> [Task to carry out]: The answer is a single number: the count of lines in the records below that contain the word "left".

[Entries from a dataset of interfaces]
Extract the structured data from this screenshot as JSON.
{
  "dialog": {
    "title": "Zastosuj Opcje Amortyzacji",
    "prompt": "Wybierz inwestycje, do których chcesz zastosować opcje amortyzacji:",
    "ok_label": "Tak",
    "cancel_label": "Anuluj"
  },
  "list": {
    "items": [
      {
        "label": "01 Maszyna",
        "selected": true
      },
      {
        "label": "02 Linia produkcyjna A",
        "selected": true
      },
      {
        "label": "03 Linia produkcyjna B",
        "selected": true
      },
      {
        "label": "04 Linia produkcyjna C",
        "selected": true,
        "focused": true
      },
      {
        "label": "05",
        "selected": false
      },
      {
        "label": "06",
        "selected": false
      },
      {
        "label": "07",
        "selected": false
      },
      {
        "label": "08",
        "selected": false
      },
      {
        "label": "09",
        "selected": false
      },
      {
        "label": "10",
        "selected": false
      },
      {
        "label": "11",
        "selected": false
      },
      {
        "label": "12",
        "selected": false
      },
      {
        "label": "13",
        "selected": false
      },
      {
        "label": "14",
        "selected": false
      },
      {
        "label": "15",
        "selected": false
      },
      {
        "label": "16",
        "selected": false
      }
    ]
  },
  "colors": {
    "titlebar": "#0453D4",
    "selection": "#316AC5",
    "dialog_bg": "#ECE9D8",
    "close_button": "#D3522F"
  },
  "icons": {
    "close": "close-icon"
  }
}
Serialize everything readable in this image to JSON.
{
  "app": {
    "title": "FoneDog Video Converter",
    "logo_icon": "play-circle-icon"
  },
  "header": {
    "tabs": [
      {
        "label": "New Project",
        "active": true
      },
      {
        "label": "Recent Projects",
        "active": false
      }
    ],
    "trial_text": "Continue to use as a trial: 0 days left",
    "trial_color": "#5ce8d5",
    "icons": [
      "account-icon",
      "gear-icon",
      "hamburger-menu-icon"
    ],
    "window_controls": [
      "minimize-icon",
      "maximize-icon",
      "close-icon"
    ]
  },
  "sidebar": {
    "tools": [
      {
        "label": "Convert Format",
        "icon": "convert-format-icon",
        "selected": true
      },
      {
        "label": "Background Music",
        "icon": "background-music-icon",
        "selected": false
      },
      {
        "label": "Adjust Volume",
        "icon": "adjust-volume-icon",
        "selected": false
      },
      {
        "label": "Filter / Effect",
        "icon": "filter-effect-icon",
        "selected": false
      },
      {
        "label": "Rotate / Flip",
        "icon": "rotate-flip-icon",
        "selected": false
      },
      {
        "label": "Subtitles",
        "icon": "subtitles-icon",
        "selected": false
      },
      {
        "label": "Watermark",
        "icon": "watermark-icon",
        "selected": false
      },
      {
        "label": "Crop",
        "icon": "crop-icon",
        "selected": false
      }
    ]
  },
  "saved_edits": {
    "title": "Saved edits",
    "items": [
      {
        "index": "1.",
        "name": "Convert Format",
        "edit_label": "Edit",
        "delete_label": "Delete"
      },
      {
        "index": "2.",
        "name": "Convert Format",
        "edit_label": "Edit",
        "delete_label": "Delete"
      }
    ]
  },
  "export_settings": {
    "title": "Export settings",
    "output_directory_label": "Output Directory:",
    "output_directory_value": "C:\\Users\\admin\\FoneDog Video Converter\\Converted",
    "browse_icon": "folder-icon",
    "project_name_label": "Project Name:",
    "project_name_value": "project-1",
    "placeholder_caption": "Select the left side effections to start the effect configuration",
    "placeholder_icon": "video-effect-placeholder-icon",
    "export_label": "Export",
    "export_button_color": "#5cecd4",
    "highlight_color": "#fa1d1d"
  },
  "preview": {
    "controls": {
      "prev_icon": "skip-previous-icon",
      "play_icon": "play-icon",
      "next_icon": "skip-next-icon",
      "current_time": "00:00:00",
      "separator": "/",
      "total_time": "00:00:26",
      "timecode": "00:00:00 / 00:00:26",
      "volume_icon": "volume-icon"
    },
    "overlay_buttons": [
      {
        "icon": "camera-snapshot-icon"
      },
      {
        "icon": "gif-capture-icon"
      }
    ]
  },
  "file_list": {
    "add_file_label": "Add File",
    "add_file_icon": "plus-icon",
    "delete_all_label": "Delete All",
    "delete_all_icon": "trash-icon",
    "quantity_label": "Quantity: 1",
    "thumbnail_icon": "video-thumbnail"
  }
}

> [Response to the task]: 2